DATA FOR THE TASK Block Start
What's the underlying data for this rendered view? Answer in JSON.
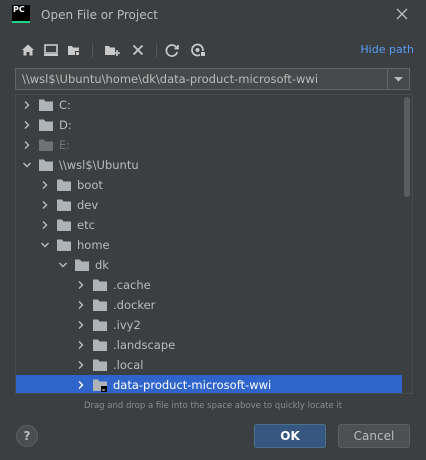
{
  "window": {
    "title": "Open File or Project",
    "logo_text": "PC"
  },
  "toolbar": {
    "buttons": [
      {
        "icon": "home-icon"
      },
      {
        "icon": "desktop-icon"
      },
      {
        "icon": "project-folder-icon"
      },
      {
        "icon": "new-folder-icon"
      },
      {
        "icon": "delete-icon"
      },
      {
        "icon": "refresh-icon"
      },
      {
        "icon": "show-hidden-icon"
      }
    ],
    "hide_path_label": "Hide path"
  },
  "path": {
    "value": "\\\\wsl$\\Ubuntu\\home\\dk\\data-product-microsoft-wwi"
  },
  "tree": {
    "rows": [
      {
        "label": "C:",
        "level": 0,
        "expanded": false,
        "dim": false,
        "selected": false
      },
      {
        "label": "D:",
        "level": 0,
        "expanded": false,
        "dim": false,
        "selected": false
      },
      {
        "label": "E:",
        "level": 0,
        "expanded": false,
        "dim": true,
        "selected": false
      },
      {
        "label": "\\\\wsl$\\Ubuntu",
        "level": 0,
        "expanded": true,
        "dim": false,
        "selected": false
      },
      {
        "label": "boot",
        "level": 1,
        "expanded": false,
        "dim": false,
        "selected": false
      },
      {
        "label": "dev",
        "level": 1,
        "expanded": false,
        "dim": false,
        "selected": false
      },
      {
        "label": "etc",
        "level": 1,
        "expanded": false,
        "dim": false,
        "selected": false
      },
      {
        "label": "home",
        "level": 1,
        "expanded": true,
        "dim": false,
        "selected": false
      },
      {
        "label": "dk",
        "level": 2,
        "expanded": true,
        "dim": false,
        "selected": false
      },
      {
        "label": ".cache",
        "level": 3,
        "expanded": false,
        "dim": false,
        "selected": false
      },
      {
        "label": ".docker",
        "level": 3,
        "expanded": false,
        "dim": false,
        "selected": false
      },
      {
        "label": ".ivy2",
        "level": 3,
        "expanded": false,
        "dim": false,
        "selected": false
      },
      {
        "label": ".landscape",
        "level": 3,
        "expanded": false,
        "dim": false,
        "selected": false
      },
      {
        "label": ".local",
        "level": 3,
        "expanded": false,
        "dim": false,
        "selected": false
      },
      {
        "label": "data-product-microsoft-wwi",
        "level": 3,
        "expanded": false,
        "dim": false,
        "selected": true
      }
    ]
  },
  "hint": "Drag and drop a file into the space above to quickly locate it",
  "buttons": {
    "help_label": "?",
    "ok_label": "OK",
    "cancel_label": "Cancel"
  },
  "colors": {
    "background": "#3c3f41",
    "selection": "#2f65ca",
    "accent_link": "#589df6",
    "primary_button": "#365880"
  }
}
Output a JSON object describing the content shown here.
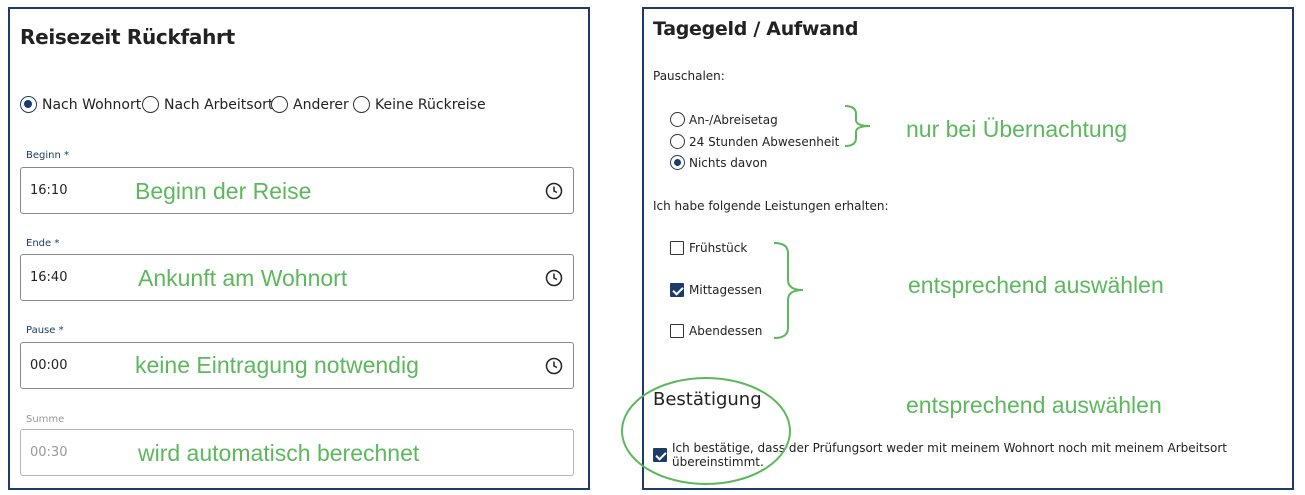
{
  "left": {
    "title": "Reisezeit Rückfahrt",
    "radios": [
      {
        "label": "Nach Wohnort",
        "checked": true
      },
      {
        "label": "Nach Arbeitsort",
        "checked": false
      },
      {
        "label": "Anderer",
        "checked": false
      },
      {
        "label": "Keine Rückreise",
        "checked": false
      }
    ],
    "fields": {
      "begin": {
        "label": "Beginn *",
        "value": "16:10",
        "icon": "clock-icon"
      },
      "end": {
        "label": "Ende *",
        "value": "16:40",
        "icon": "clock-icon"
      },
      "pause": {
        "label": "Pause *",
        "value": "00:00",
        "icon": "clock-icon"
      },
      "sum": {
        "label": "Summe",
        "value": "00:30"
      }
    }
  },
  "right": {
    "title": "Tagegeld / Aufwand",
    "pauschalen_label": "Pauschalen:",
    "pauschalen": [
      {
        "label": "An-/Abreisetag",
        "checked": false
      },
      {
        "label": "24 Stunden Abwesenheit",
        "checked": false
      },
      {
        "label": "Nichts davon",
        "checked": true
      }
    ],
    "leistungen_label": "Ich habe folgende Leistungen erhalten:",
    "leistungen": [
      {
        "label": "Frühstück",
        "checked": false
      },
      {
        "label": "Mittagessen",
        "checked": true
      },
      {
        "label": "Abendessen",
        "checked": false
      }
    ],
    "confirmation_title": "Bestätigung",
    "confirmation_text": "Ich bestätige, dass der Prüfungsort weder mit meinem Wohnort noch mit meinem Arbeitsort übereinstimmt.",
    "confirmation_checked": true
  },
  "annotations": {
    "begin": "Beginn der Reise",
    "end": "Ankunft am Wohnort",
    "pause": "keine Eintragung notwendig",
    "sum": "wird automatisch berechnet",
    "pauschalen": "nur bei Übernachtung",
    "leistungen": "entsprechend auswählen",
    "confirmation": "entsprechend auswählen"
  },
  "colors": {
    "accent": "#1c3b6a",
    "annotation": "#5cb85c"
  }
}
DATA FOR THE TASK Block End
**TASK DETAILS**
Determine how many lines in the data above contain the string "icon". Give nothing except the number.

**RESPONSE TO THE TASK**
10